I can imagine other 11th graders enjoying the puzzle, perhaps this is just not a good fit for a kid who has spent hours of his free time memorizing which algorithms allow you to solve a Rubik cube the fastest.
I think it would be a good exercise for people who struggle with memory issues or have not developed good deductive reasoning skills yet.
We do not feel the answer given on card 22 adequately followed its own rules. Puzzle 23 also seemed to breach its own code. Puzzle 25 has some awkward/unclear wording that threw us off. The other puzzle cards were well-written and clear.
While the concept of these puzzles is fun and unique there was one thing about the puzzle that drove all of us nuts. It is a problem of colors. Perhaps if the colors truly matched their names it would not be so confusing. But they do not match well, and some colors are just too similar.
Now, the game uses the names of these colors in many different ways in the clues. I can understand if more ordinary and highly contrasting colors did not work for these clever clues. But more care should have been put into getting the shades of the colors correct and providing as much contrast as possible.
You might think I am nit-picking and in a way, I am. Many others love this game with the colors as is. But I am also just being honest. And, honestly, most of my family stopped solving the puzzle because it was annoying to have to refer back to the color sheet constantly to remind yourself that ’emerald’ in this case means the slightly olive green, and not the brighter green, because the brighter green is referring to teal, not to be confused with a lighter shade of teal, because that is really mint.
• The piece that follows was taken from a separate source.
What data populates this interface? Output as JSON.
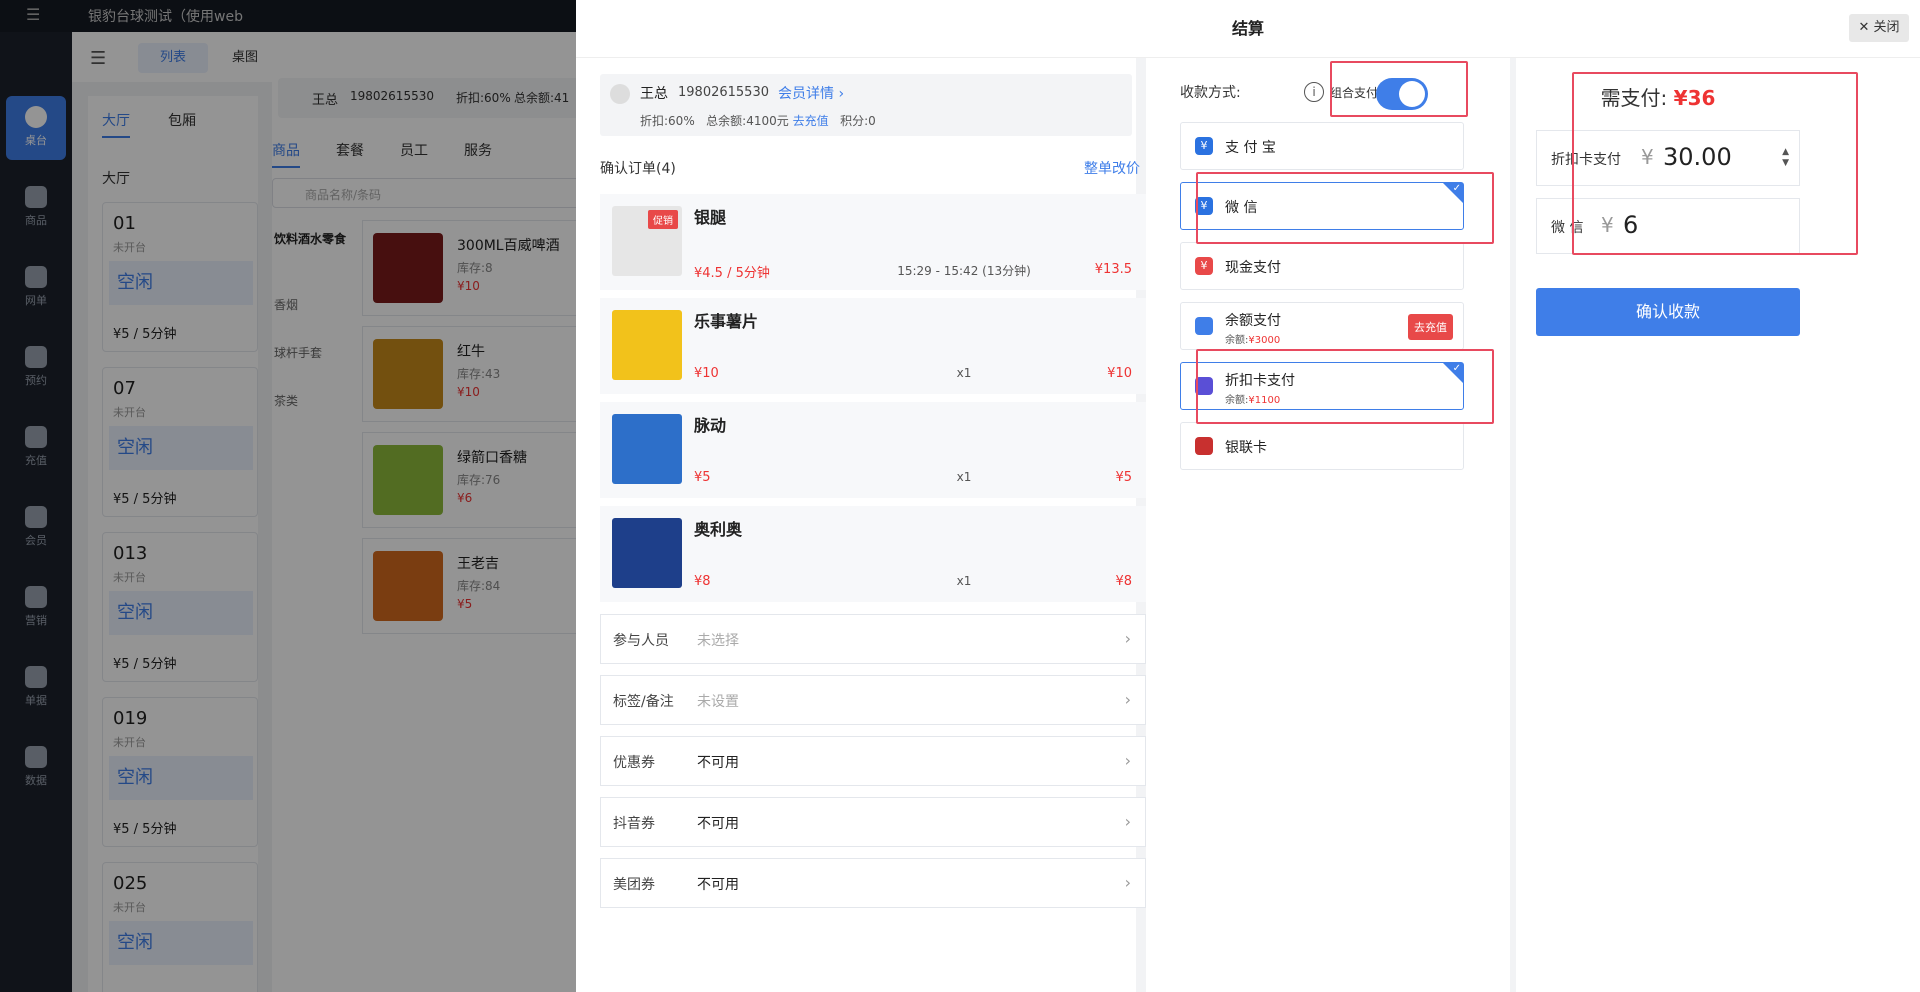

Now, I am all for working the brain but I do not see much point in having to rewire learned colors in order to complete deductive puzzles. This just creates an unnecessary load on working memory.
Mustard and brown are at least good enough colors but the shades chosen are just too similar if the mustard was more yellowy and the brown maybe a little darker you could easily tell which color to grab, even on a cloudy day. It really is hard to work this puzzle if you are not in a brightly lit room.
We want to save our thinking muscles for the puzzles we are going to solve, not figuring out which color is which.
My husband also commented that he thought 25 puzzle cards were not nearly enough and that more should be included. He also did not like how the cubes sit at a diagonal in the puzzle box, he said this made it difficult to quickly grab and move them around.
As I worked through the puzzles I only put the cubes all the way into their slot if I knew they had to be in that position, I set the cubes that may or may not have been in places flat over the hole. This made solving a bit faster because I could easily see which cubes were open to being moved. I ended up liking the diagonal position as a sign of permanence within the puzzle.
I agree, the colors are weird! And I did the flat vs diagonal the same way you did, so maybe that’s the purpose of that aspect of the design.
Very well-thought out review. I wonder if they choose the colors they did so it wouldn’t be so bright and elementary-looking? Like bold colors would appeal more to a younger crowd and they thought this colors were more sophisticated?
I wounder how hard it would be to create one’s own puzzles and cards to family and friends to complete.